If the A/C system thermostat display appears blank, check to see if it has batteries, (some do, some don't). If so, change the batteries and see if that helps.
4) Has the circuit breaker for the system tripped?
Go to your main circuit panel(s) (there can be more than one) and look for breakers marked "ac unit" or "indoor unit, "furnace", anything that indicates it is part of your air conditioning or heating system.
Normally, you will have a breaker for the outdoor air conditioning unit and one for the indoor heating unit or "air handler". If the breaker for the indoor heating unit trips, it will disable the entire system. Hopefully, the electrician who wired up your AC system complied with the Orlando area code requirements and properly marked all of your circuits.
Check both circuit breakers in the breaker box. If either is "tripped", turn them off, then turn them right back on. Remember that a tripped breaker can indicate a mechanical or electrical problem so if it trips again, call for service.
5) Check to see if a condensation backup has caused the "float switch" to shut the system down

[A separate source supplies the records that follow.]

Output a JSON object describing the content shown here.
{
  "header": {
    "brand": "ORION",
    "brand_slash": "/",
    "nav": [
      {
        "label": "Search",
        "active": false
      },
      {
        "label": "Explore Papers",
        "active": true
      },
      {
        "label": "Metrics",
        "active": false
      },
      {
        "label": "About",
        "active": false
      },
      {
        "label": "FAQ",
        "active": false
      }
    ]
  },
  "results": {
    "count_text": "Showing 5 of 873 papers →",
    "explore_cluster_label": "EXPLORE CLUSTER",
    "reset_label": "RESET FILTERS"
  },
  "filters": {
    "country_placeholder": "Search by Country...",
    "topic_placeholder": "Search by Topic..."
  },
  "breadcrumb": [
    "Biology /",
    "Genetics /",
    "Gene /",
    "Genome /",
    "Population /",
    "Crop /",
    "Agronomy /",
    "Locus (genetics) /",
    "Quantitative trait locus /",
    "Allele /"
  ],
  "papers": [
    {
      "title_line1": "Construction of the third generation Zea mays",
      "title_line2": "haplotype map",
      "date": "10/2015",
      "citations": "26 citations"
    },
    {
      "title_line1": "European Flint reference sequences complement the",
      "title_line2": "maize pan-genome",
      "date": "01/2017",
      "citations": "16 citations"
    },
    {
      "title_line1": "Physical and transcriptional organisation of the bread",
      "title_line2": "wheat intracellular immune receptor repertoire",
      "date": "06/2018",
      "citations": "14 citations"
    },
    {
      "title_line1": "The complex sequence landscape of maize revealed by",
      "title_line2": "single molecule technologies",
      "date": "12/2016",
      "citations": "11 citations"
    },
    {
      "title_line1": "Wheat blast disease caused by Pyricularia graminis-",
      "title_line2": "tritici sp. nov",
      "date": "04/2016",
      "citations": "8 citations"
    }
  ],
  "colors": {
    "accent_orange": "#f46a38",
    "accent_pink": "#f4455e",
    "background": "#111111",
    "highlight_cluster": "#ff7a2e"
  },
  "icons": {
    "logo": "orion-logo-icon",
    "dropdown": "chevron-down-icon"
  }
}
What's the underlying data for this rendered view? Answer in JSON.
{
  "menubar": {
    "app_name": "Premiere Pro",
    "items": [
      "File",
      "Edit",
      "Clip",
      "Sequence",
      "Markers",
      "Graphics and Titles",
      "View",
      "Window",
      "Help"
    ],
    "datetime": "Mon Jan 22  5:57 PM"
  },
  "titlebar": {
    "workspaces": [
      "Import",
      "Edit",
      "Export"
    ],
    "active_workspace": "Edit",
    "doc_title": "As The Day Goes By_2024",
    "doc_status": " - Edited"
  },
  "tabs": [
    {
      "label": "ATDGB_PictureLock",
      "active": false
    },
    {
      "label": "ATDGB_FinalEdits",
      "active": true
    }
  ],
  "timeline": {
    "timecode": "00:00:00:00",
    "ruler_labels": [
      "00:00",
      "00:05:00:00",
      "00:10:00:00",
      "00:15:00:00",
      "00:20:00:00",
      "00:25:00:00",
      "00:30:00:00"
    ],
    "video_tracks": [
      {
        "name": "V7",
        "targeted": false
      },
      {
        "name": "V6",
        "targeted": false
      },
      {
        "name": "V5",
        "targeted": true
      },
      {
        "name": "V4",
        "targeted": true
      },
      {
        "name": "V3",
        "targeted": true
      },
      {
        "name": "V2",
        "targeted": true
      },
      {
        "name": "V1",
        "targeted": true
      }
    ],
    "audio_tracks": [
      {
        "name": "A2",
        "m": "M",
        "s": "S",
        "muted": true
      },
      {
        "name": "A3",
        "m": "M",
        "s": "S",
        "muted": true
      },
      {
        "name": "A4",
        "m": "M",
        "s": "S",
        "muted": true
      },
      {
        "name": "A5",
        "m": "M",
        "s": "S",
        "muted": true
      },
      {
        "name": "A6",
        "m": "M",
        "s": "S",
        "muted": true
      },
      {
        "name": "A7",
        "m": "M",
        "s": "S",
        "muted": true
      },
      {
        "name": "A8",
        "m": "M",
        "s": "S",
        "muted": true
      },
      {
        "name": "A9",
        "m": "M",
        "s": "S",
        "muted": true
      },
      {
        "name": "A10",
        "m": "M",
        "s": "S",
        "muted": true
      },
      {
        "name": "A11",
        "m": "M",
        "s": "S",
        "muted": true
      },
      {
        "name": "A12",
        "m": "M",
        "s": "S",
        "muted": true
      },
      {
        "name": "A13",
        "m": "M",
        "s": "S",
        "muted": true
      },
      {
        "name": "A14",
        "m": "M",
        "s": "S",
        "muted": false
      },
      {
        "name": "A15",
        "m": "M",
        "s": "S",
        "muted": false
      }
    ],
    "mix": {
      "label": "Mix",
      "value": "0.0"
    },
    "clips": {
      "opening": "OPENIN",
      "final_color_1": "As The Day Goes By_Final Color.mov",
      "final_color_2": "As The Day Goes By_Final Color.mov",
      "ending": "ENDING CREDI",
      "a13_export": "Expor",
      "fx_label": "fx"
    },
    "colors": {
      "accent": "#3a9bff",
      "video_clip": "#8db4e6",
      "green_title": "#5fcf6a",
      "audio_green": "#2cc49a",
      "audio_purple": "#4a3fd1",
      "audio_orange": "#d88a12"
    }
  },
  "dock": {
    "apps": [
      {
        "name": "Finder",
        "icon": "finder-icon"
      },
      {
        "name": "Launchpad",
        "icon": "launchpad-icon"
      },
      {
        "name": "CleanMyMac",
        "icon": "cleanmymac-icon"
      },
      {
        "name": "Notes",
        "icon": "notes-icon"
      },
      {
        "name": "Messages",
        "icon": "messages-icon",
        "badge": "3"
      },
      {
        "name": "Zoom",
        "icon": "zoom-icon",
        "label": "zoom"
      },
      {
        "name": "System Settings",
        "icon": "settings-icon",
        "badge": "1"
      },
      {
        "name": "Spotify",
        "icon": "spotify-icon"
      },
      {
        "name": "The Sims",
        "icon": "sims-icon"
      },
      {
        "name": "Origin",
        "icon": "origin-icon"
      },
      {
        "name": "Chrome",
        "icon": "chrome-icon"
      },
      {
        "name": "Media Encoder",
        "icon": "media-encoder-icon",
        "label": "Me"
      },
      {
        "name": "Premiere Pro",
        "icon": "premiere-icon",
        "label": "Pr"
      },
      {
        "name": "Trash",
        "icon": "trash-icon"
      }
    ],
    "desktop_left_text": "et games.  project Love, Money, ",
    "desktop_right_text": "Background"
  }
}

Your air conditioner removes humidity from your home via a line that drains to the exterior. Most A/C systems have a water safety float switch on the indoor unit to stop them from operating if the condensate water drain ever backs up. This helps prevents water damage to the interior of your home.
Go to your indoor indoor and look for a white PVC drain (perhaps covered in a black, spongy protective insulator) connected to the front of the unit, near the bottom. Look for the float switch and see if you can reset it. There should be an "arm" that you can lift and hold for 60 seconds to re-set the switch.
But be careful, because if the drain line is backed up and full of water, it will simply shut the system down again in a few minutes. This float switch re-set will buy you a few minutes until you can get the drain line properly cleaned by an A/C repair technician.
Hopefully, these 5 tips will help you avoid preventable A/C repair service calls.
Did I miss anything?
Let me know in the comments below if you have another method that helped you get your Orlando A/C system up and running without an unneeded service call.